There is of course undoubtedly still the need for “physical retail”. This will always be a necessity. However, the move towards shopping online has accelerated substantially over 2020. This means the older generation have been forced to adapt. The likelihood is they will continue to buy online long after the pandemic has ended. This may be a particular threat to those physical retailers that cater to an older demographic of shoppers typically . In the long term these shoppers may continue to order via the world wide web. This may ultimately lead to a lack of footfall in years to come. 

Social Media Vs The Virus

Additionally, thanks to the incredible phenomenon that is social media, we have access to so much more information. Not one day goes by without a post or an Instagram story about the importance of supporting independent businesses. This is what influenced me in my present buying this Christmas. I’ve bought a self-care package from a seller on Etsy, homemade earrings from my friend’s business, dried leaves and fruits to infuse your own gin (fantastic present, I know). Also, a few bits and bobs from Amazon, such as a Gruffalo board game and some Fimo for my nephews! Covid-19 has impacted consumer behaviour by helping to find a balance between buying from big and small companies.

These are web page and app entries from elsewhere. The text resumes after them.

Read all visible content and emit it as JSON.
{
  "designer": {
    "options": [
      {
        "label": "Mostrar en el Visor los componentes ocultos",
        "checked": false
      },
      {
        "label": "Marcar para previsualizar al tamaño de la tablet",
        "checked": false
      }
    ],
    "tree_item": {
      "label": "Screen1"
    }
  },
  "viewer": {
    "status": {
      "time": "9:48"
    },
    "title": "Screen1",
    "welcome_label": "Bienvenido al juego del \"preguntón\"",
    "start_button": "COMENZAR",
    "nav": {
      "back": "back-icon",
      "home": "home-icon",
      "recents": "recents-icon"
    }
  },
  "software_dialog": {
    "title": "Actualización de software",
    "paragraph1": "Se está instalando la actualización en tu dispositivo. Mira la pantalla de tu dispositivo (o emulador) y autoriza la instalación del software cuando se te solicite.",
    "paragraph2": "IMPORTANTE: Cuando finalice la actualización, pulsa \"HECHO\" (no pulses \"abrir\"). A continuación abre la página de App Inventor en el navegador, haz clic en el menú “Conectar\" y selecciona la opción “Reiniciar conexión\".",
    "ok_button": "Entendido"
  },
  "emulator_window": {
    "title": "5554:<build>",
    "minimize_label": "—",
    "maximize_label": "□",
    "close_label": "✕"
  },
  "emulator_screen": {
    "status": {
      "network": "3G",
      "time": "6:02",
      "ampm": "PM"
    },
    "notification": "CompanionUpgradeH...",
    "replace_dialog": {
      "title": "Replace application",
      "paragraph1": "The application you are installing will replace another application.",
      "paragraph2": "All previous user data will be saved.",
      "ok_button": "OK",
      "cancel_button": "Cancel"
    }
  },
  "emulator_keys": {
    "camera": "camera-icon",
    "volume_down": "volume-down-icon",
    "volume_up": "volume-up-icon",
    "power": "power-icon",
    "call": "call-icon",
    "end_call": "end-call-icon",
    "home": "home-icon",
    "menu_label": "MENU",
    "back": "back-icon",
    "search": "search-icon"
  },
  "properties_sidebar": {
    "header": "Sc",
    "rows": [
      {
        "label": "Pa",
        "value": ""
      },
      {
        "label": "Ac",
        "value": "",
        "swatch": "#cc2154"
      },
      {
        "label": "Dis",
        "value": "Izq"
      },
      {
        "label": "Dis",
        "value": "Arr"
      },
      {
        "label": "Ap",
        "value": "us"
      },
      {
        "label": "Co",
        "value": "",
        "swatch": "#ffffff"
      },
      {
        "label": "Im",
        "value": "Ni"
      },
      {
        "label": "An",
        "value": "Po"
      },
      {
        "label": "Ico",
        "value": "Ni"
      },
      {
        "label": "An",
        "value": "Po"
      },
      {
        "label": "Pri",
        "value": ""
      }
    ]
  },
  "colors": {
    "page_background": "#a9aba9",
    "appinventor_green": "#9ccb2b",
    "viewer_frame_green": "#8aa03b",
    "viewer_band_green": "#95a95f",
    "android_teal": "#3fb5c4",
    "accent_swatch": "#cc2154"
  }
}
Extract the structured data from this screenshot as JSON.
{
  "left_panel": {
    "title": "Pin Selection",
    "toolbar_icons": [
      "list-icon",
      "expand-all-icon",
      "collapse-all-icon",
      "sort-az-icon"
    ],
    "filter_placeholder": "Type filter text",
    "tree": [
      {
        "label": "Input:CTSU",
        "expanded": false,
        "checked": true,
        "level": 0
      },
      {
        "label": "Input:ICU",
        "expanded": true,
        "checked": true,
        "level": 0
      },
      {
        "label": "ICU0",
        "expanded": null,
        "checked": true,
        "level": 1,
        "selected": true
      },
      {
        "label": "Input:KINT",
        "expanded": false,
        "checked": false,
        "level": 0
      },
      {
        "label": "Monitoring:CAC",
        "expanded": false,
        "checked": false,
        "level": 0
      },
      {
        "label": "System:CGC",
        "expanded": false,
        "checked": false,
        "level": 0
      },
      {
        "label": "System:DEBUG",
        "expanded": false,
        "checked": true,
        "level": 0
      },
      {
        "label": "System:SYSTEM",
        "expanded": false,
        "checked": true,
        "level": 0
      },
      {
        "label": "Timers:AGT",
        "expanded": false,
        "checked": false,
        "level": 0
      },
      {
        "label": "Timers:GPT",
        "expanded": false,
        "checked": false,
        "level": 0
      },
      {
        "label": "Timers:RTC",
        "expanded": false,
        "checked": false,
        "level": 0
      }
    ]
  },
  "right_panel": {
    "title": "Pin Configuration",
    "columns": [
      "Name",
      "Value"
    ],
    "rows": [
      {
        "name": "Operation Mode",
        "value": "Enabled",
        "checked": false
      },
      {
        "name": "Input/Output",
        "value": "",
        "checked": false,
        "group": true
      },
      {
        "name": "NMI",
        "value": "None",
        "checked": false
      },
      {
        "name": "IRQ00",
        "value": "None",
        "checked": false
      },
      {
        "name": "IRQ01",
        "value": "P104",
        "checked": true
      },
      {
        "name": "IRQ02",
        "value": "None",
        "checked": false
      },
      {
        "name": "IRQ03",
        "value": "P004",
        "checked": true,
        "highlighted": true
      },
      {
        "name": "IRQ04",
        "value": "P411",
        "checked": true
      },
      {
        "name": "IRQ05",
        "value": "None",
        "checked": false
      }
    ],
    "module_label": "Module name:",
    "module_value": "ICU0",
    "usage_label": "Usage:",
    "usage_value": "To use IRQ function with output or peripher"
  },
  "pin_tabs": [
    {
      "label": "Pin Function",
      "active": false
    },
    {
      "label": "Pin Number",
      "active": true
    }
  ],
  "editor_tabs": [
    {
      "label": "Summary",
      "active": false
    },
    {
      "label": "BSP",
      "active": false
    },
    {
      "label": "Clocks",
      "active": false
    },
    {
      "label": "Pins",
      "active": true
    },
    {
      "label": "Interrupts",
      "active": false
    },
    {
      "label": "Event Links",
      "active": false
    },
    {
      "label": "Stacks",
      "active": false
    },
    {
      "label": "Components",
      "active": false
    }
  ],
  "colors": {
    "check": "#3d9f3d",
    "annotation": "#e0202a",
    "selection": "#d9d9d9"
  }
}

The Chance to Try Something New

This year has also given people the chance to find new hobbies. 48% of consumers now spend time on new skills. This could be something crafty like making clay plant pots, or perhaps taking an online course. Others have taken up running (I did the NHS 5k and haven’t run since…), and some have taken up cooking or expanded their culinary horizons… all of these new hobbies need some new toys. Although about a third of people have been struggling more financially, with what we could do with our free time being significantly diminished, people were able to redirect their spending into other things, such as these hobbies.


In order to survive, the ability to adapt was key. As consumers, we quickly adapted to online retail. Here at eXPD8 we have had to be more flexible and more reactive for our clients in 2020 than ever before. Government advice changed across different parts of the country forcing retailers make quick judgement. From different departments to the goods that could/couldn’t be sold from one week to the next. We have supported in excess of 30 new clients with last minute requirements between March – November. Alongside the majority of our existing clients, we have altered our service in one way or another to meet new demands. In March-May our focus was specifically to “feed the nation”, as well as store colleagues, with increased focus on grocery goods. Also, managing the churn of stock in store to ensure shelves were full to counter the effect of panic buying.

If you think eXPD8 could support you and your business. Please contact us at

Gemma Hurley
Client Services Controller

Freya Parnell

Client Services Administrator